Unlike other financial regulators (such as the SEC or the FCA), the German Financial Regulator BaFin (Bundesanstalt für Finanzdienstleistungsaufsicht) has not specifically addressed regulatory requirements for ICOs. However BaFin has assessed questions related to the regulatory classification of virtual currencies, generally, on various occasions and has published a number of articles on its website. As a general matter the use of the virtual currency is not subject to an authorization requirement in and of itself because it is simply a form of technology. However, according to BaFin, depending on the business model or business activities associated with the use of blockchain technology, an authorization may be required.
With regard to virtual currencies, BaFin has classified bitcoins as being “units of accounts” (Rechnungseinheiten), similar to IMF special drawing rights, and hence as “financial instruments” and has stated that this classification applies to all virtual currencies. The fact that virtual currencies are created through a decentralized open source technology, and no central issuer exists, is not relevant in this respect. By contrast, bitcoins are not legal tender and therefore are not currencies, foreign notes or coins.
The situation is different for digital means of payment which are backed by a central entity that issues and manages the units. Such companies usually carry out e-money business pursuant the German payment services supervisory act. Operators of platforms that act as “currency exchanges” offering to exchange legal tenders (“fiat currency”) against virtual (crypto) currencies (or such currencies against legal tenders), depending on the respective business model, carry out financial services or banking business. And, if such platform operators also target German customers, they will require a financial services or banking license. BaFin recently issued a cease and desist order against a Spanish entity that operated a trading platform where bitcoins and other instruments were traded. Since the operator of the platform purchased and sold the bitcoins in its own name but for the account of customers, the service qualified as a financial commission business which is considered a banking business and which was subject to an authorization by BaFin.
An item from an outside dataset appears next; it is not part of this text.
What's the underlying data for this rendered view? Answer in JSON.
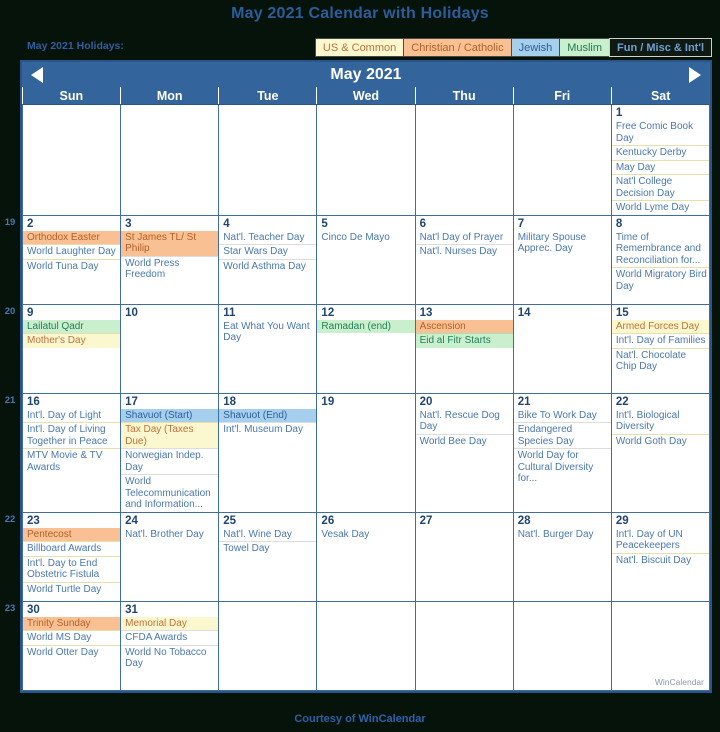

As noted above, there is no guidance from BaFin related to ICOs, However based on BaFin’s general interpretation and regulatory classification of bitcoins and of the blockchain technology, and depending on the characteristics of the tokens issued under an ICO, the offering could be subject to an authorization under the German banking act, the securities trading act, the investment code, the securities prospectus act or the payment services supervisory act. If, however, as with some recent ICOs, no freely transferable instruments are issued to investors, but only notional “tokens” are recorded in a blockchain ledger (and which do not create or represent rights in a company or in another financial instrument), no securities prospectus should be required if such ICO is targeting German investors. Furthermore, German product intervention rules may be applied by BaFin (e.g., in the interest of investor protection concerns to ban or restrict the offering of such investments). In any event, the use of the blockchain technology and the specific business model or offering would need to be assessed against the applicable German regulatory framework. Also, the German tax treatment of transactions within a blockchain ledger is still evolving.